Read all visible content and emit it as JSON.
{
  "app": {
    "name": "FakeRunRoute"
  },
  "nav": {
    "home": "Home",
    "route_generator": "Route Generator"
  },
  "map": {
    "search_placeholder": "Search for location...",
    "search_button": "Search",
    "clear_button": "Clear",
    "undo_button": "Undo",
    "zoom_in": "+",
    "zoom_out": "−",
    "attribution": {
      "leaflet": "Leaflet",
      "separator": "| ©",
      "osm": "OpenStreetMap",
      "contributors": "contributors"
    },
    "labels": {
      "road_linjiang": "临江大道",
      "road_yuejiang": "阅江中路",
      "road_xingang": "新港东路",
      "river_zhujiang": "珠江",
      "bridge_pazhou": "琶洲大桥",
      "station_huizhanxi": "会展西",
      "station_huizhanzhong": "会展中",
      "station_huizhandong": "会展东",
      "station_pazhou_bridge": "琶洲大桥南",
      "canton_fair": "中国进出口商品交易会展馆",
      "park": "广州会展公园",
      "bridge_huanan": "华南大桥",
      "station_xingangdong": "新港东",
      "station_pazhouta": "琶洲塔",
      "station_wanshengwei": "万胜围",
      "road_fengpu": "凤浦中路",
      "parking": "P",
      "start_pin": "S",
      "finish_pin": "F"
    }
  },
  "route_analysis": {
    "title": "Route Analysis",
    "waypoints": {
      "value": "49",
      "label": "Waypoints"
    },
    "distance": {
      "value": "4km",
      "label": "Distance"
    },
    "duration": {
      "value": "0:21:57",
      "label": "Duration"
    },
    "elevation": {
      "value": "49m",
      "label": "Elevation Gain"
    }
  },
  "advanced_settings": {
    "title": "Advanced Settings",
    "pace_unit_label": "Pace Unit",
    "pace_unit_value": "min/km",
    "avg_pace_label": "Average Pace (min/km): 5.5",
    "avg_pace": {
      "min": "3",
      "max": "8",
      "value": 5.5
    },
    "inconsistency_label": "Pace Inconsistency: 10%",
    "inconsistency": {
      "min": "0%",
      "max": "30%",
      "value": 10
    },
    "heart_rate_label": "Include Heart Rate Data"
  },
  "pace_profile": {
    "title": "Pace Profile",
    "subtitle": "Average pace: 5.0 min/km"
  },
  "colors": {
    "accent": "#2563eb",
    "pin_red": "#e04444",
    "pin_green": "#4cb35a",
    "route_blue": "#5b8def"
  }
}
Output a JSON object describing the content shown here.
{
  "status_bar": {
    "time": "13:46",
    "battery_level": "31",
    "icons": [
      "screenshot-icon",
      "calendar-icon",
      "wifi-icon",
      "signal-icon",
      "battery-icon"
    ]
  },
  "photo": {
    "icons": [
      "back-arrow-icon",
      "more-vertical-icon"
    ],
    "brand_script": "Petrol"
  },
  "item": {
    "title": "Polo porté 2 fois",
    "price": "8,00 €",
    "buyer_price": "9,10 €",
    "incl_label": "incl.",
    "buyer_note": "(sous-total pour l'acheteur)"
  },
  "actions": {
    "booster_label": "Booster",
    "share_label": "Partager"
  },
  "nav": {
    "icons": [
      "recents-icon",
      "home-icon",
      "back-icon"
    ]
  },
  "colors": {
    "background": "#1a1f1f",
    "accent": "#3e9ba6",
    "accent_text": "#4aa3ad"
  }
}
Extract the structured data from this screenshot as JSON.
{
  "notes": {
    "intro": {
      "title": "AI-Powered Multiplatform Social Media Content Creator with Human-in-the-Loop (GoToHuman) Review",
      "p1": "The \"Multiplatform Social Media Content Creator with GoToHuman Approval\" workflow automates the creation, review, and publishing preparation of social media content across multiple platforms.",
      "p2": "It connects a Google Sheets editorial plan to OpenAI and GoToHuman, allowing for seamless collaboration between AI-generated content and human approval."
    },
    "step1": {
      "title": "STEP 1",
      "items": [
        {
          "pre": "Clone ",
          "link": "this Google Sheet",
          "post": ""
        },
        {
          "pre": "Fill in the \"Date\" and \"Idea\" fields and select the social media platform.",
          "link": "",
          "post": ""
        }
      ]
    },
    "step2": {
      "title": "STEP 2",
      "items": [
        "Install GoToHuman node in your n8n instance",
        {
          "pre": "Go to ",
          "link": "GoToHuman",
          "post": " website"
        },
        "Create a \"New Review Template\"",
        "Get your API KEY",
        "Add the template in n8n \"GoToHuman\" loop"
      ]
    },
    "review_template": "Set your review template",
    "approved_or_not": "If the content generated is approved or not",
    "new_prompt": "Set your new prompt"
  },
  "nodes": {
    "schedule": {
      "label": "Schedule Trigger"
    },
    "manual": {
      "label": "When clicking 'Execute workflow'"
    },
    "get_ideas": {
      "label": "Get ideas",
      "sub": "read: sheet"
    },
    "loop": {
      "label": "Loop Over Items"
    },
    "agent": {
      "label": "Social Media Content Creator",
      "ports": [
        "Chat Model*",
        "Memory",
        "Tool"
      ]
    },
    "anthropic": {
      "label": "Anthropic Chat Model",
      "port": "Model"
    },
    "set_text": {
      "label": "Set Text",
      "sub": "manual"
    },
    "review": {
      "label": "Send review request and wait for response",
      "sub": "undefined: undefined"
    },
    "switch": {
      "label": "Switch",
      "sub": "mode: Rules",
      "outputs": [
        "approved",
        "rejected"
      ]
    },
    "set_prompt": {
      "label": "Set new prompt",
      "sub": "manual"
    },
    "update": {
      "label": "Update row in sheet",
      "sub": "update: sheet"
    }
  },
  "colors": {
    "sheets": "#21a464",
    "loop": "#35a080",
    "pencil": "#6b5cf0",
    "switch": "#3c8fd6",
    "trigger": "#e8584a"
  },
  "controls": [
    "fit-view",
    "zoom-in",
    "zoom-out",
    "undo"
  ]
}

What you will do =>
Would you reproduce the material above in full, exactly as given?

Solution =>
Read all visible content and emit it as JSON.
{
  "app": {
    "name": "FakeRunRoute"
  },
  "nav": {
    "home": "Home",
    "route_generator": "Route Generator"
  },
  "map": {
    "search_placeholder": "Search for location...",
    "search_button": "Search",
    "clear_button": "Clear",
    "undo_button": "Undo",
    "zoom_in": "+",
    "zoom_out": "−",
    "attribution": {
      "leaflet": "Leaflet",
      "separator": "| ©",
      "osm": "OpenStreetMap",
      "contributors": "contributors"
    },
    "labels": {
      "road_linjiang": "临江大道",
      "road_yuejiang": "阅江中路",
      "road_xingang": "新港东路",
      "river_zhujiang": "珠江",
      "bridge_pazhou": "琶洲大桥",
      "station_huizhanxi": "会展西",
      "station_huizhanzhong": "会展中",
      "station_huizhandong": "会展东",
      "station_pazhou_bridge": "琶洲大桥南",
      "canton_fair": "中国进出口商品交易会展馆",
      "park": "广州会展公园",
      "bridge_huanan": "华南大桥",
      "station_xingangdong": "新港东",
      "station_pazhouta": "琶洲塔",
      "station_wanshengwei": "万胜围",
      "road_fengpu": "凤浦中路",
      "parking": "P",
      "start_pin": "S",
      "finish_pin": "F"
    }
  },
  "route_analysis": {
    "title": "Route Analysis",
    "waypoints": {
      "value": "49",
      "label": "Waypoints"
    },
    "distance": {
      "value": "4km",
      "label": "Distance"
    },
    "duration": {
      "value": "0:21:57",
      "label": "Duration"
    },
    "elevation": {
      "value": "49m",
      "label": "Elevation Gain"
    }
  },
  "advanced_settings": {
    "title": "Advanced Settings",
    "pace_unit_label": "Pace Unit",
    "pace_unit_value": "min/km",
    "avg_pace_label": "Average Pace (min/km): 5.5",
    "avg_pace": {
      "min": "3",
      "max": "8",
      "value": 5.5
    },
    "inconsistency_label": "Pace Inconsistency: 10%",
    "inconsistency": {
      "min": "0%",
      "max": "30%",
      "value": 10
    },
    "heart_rate_label": "Include Heart Rate Data"
  },
  "pace_profile": {
    "title": "Pace Profile",
    "subtitle": "Average pace: 5.0 min/km"
  },
  "colors": {
    "accent": "#2563eb",
    "pin_red": "#e04444",
    "pin_green": "#4cb35a",
    "route_blue": "#5b8def"
  }
}
Output a JSON object describing the content shown here.
{
  "status_bar": {
    "time": "13:46",
    "battery_level": "31",
    "icons": [
      "screenshot-icon",
      "calendar-icon",
      "wifi-icon",
      "signal-icon",
      "battery-icon"
    ]
  },
  "photo": {
    "icons": [
      "back-arrow-icon",
      "more-vertical-icon"
    ],
    "brand_script": "Petrol"
  },
  "item": {
    "title": "Polo porté 2 fois",
    "price": "8,00 €",
    "buyer_price": "9,10 €",
    "incl_label": "incl.",
    "buyer_note": "(sous-total pour l'acheteur)"
  },
  "actions": {
    "booster_label": "Booster",
    "share_label": "Partager"
  },
  "nav": {
    "icons": [
      "recents-icon",
      "home-icon",
      "back-icon"
    ]
  },
  "colors": {
    "background": "#1a1f1f",
    "accent": "#3e9ba6",
    "accent_text": "#4aa3ad"
  }
}
Extract the structured data from this screenshot as JSON.
{
  "notes": {
    "intro": {
      "title": "AI-Powered Multiplatform Social Media Content Creator with Human-in-the-Loop (GoToHuman) Review",
      "p1": "The \"Multiplatform Social Media Content Creator with GoToHuman Approval\" workflow automates the creation, review, and publishing preparation of social media content across multiple platforms.",
      "p2": "It connects a Google Sheets editorial plan to OpenAI and GoToHuman, allowing for seamless collaboration between AI-generated content and human approval."
    },
    "step1": {
      "title": "STEP 1",
      "items": [
        {
          "pre": "Clone ",
          "link": "this Google Sheet",
          "post": ""
        },
        {
          "pre": "Fill in the \"Date\" and \"Idea\" fields and select the social media platform.",
          "link": "",
          "post": ""
        }
      ]
    },
    "step2": {
      "title": "STEP 2",
      "items": [
        "Install GoToHuman node in your n8n instance",
        {
          "pre": "Go to ",
          "link": "GoToHuman",
          "post": " website"
        },
        "Create a \"New Review Template\"",
        "Get your API KEY",
        "Add the template in n8n \"GoToHuman\" loop"
      ]
    },
    "review_template": "Set your review template",
    "approved_or_not": "If the content generated is approved or not",
    "new_prompt": "Set your new prompt"
  },
  "nodes": {
    "schedule": {
      "label": "Schedule Trigger"
    },
    "manual": {
      "label": "When clicking 'Execute workflow'"
    },
    "get_ideas": {
      "label": "Get ideas",
      "sub": "read: sheet"
    },
    "loop": {
      "label": "Loop Over Items"
    },
    "agent": {
      "label": "Social Media Content Creator",
      "ports": [
        "Chat Model*",
        "Memory",
        "Tool"
      ]
    },
    "anthropic": {
      "label": "Anthropic Chat Model",
      "port": "Model"
    },
    "set_text": {
      "label": "Set Text",
      "sub": "manual"
    },
    "review": {
      "label": "Send review request and wait for response",
      "sub": "undefined: undefined"
    },
    "switch": {
      "label": "Switch",
      "sub": "mode: Rules",
      "outputs": [
        "approved",
        "rejected"
      ]
    },
    "set_prompt": {
      "label": "Set new prompt",
      "sub": "manual"
    },
    "update": {
      "label": "Update row in sheet",
      "sub": "update: sheet"
    }
  },
  "colors": {
    "sheets": "#21a464",
    "loop": "#35a080",
    "pencil": "#6b5cf0",
    "switch": "#3c8fd6",
    "trigger": "#e8584a"
  },
  "controls": [
    "fit-view",
    "zoom-in",
    "zoom-out",
    "undo"
  ]
}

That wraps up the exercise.